== Assignment ==
Go through the data below and copy each line that includes "value".
── Information given ──
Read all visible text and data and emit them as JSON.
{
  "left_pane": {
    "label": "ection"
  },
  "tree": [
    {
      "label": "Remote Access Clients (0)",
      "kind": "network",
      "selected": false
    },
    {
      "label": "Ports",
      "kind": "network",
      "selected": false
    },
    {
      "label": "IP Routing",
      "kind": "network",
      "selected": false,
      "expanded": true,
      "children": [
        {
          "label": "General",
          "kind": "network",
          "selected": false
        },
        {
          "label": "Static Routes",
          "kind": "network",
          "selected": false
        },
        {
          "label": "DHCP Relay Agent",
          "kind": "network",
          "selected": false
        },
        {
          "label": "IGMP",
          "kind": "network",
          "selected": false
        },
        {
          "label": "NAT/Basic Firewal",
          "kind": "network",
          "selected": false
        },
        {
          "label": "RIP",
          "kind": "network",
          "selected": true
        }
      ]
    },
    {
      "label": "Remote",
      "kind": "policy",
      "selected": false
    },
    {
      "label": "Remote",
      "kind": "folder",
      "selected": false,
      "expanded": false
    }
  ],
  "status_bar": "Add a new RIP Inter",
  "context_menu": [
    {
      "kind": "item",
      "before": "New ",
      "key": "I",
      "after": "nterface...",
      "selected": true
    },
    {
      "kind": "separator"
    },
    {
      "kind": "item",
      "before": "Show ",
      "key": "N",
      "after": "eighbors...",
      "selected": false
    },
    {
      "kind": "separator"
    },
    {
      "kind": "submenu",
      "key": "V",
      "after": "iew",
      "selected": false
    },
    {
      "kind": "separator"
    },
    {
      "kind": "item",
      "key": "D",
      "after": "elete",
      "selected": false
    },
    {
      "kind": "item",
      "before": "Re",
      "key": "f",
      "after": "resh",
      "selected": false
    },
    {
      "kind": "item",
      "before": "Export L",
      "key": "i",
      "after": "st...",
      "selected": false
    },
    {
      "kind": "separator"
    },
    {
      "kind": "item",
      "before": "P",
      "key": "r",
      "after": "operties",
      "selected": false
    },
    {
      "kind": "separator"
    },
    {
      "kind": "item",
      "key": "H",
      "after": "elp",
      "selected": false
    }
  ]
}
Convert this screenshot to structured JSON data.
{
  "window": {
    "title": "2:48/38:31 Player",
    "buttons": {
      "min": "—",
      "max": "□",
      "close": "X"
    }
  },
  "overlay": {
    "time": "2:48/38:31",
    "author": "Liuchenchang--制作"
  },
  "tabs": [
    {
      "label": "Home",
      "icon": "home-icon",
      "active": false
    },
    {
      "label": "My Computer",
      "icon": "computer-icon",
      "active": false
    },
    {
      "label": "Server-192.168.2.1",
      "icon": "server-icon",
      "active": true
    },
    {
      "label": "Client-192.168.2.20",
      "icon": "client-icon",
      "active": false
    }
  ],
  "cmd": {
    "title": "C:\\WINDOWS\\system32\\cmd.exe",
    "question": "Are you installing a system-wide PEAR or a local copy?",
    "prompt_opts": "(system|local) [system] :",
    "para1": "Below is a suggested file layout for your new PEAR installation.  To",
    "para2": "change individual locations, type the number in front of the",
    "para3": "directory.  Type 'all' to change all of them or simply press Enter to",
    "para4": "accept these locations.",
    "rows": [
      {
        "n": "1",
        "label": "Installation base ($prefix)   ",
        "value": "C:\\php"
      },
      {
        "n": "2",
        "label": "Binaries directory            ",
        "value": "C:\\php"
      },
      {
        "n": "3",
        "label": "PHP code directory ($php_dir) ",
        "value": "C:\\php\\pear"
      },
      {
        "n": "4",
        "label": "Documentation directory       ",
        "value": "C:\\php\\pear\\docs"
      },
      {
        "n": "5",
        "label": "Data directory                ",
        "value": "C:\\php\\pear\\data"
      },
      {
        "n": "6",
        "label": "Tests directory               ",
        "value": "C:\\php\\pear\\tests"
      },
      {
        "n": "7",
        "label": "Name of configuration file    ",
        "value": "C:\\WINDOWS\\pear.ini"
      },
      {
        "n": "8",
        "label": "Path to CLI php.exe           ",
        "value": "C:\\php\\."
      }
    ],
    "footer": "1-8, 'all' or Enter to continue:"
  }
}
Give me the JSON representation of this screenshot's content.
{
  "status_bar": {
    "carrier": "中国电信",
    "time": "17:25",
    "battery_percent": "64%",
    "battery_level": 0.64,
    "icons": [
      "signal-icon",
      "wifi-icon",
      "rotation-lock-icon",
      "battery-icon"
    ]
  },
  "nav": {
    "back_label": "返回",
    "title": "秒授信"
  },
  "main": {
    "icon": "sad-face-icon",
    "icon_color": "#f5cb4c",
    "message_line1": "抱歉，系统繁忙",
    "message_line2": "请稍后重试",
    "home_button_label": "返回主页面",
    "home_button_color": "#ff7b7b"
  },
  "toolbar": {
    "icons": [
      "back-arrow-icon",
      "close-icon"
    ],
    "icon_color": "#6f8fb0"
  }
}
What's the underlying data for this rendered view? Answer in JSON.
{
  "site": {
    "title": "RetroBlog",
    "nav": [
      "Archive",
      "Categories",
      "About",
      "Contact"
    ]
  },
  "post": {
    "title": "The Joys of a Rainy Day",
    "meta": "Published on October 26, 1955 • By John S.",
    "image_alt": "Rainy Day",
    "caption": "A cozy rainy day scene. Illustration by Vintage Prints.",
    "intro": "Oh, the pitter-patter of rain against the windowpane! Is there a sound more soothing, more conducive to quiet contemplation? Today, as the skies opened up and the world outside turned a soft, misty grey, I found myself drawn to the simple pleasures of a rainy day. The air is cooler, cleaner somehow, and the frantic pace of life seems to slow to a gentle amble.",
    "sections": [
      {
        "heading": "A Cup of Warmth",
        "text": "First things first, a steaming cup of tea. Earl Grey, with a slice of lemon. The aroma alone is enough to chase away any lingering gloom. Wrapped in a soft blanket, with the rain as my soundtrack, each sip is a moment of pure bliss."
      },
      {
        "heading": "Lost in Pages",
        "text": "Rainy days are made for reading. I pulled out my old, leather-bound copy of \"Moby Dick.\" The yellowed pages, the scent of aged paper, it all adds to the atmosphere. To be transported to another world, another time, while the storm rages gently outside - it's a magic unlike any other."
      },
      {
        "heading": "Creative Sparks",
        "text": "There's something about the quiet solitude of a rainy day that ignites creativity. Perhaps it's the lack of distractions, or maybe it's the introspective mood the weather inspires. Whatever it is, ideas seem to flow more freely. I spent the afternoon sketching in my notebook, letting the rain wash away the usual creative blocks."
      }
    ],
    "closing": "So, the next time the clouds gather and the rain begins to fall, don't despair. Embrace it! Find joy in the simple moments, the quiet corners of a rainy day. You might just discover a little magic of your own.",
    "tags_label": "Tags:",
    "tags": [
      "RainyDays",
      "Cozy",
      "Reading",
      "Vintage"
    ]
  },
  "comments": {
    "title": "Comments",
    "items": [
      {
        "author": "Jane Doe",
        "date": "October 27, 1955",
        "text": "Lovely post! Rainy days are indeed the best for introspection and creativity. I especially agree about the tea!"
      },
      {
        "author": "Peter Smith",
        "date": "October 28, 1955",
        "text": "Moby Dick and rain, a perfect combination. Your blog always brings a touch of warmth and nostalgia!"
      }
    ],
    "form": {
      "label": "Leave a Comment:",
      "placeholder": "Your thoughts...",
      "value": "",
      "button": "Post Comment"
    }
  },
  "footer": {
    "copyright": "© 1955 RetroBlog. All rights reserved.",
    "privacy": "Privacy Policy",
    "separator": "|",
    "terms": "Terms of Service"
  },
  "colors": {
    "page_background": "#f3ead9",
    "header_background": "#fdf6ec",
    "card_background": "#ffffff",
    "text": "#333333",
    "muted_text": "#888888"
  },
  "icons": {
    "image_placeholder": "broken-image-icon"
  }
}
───
== Answer for the task ==
        "value": "C:\\php"
        "value": "C:\\php"
        "value": "C:\\php\\pear"
        "value": "C:\\php\\pear\\docs"
        "value": "C:\\php\\pear\\data"
        "value": "C:\\php\\pear\\tests"
        "value": "C:\\WINDOWS\\pear.ini"
        "value": "C:\\php\\."
      "value": "",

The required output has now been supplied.